Kelly said...

Thomas- I believe dividing is an option. I am assuming mine will not need it either. You could take a gamble leaving the tubers, they may survive....I wish I could be of more help, but this is my first year with them so I am learning as I go too.

The previous owners here had glads planted along the foundation and they were fine through the winter. I assumed this was from being up against the concrete.

Thomas said...

I think I'm gonna take the lazy way out and leave them where they are. :)

ThyHandHathProvided said...

Beautiful, beautiful flowers.

Ruralrose said...

I did not know you could leave them in the ground, i am going to have to try next year. The pictures are awesome, peace for all

Sue said...

Thanks for the information. This was my second year to grow the larger sized dahlias. I have grown smaller ones in pots, but didn't try to save the tubers. Last year, my husband threw away my sack of tubers I had dug. This year, I forgot the name of my dahlia, but had 3 clumps of it. I left one in the ground to see if it survives our 5b winter.

I tend to be unorganized and scatterbrained, so I did follow the leave them in a week after the foliage is killed by a freeze. I didn't see that information when I looked up how to store the tubers. I haven't gotten the dirt off, though, so I messed up on that part. I'll have to see how they are doing and get them taken care of.

Your dahlias sure are pretty!

Kelly said...

Laughing over the unorganized and scatterbrained part- I can relate all too well! I had a perfect memory before having my children and it now it all seems to have been lost.

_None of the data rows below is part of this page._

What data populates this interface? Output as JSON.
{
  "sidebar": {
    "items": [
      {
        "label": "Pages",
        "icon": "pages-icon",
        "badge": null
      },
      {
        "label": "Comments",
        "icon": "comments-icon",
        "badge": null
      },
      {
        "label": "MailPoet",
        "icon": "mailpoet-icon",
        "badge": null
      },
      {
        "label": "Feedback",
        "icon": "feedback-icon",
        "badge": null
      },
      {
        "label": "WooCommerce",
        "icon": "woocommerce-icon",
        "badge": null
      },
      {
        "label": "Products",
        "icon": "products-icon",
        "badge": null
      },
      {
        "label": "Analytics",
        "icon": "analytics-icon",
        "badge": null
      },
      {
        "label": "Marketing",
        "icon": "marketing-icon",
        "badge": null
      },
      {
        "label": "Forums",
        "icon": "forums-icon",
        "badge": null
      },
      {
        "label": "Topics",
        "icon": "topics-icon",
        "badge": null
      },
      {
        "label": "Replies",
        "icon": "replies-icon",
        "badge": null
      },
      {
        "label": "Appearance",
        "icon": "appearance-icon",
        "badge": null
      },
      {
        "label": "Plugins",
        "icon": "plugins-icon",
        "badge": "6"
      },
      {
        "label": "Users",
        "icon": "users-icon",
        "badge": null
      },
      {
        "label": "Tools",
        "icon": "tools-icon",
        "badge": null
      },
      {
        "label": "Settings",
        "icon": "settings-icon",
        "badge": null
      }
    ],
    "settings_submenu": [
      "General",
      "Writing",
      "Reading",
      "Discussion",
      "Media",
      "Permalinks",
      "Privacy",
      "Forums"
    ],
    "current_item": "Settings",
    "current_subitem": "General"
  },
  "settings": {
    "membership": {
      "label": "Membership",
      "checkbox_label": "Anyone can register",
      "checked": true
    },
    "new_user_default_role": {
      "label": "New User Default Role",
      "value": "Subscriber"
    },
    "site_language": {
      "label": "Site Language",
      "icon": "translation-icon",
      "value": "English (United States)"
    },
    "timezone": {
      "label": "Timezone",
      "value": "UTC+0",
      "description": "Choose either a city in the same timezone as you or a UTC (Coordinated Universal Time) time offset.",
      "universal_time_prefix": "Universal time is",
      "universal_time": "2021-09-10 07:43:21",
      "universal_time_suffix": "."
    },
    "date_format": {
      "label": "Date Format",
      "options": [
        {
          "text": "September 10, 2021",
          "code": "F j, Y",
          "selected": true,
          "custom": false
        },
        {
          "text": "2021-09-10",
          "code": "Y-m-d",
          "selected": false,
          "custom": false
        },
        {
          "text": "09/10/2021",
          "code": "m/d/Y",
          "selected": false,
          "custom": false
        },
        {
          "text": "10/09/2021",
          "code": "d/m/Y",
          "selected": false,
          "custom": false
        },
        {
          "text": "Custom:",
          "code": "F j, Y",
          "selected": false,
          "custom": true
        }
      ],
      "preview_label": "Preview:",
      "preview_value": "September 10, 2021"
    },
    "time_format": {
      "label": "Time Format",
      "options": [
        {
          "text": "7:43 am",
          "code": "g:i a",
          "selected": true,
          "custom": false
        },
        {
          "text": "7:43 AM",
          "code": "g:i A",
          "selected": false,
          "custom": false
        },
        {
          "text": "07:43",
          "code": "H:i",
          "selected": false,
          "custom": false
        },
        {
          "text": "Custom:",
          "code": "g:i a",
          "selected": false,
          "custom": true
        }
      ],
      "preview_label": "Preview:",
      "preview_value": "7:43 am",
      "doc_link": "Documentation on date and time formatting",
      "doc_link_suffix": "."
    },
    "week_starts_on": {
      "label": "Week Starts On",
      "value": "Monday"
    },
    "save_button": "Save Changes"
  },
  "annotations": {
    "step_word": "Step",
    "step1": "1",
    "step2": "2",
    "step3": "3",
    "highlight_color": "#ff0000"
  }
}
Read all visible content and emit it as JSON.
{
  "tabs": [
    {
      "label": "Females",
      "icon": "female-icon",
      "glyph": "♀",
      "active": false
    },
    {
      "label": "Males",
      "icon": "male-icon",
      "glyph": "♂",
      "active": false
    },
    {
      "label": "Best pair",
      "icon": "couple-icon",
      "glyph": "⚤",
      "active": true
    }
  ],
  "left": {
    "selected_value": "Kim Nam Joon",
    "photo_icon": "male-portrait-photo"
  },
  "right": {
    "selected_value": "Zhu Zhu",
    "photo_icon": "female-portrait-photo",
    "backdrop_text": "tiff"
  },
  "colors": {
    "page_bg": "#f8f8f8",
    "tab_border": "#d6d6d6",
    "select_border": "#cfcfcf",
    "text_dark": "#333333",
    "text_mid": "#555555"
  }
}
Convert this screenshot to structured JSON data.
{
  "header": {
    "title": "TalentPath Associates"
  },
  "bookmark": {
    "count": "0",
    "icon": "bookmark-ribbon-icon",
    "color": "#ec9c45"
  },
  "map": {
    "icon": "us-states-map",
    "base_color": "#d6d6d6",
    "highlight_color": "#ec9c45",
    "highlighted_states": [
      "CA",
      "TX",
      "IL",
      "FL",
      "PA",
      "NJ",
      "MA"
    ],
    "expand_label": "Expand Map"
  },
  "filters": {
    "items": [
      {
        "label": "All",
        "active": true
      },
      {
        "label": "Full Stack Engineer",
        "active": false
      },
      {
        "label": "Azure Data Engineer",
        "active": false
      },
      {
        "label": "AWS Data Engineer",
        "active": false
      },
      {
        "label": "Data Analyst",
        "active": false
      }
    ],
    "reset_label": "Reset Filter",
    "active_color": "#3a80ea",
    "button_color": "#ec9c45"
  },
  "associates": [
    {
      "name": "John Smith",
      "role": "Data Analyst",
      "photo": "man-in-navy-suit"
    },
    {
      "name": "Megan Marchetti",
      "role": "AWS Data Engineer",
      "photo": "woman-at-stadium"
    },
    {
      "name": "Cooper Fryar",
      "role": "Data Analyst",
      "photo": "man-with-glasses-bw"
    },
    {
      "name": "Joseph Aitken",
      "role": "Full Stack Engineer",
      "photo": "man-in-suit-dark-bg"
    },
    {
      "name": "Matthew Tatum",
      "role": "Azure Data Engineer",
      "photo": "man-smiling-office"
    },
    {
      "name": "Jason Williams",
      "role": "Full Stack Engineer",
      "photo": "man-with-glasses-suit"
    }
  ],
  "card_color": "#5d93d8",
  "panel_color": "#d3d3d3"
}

It will be interesting to see how your tubers overwinter in the ground, seems as though many people do this with few losses.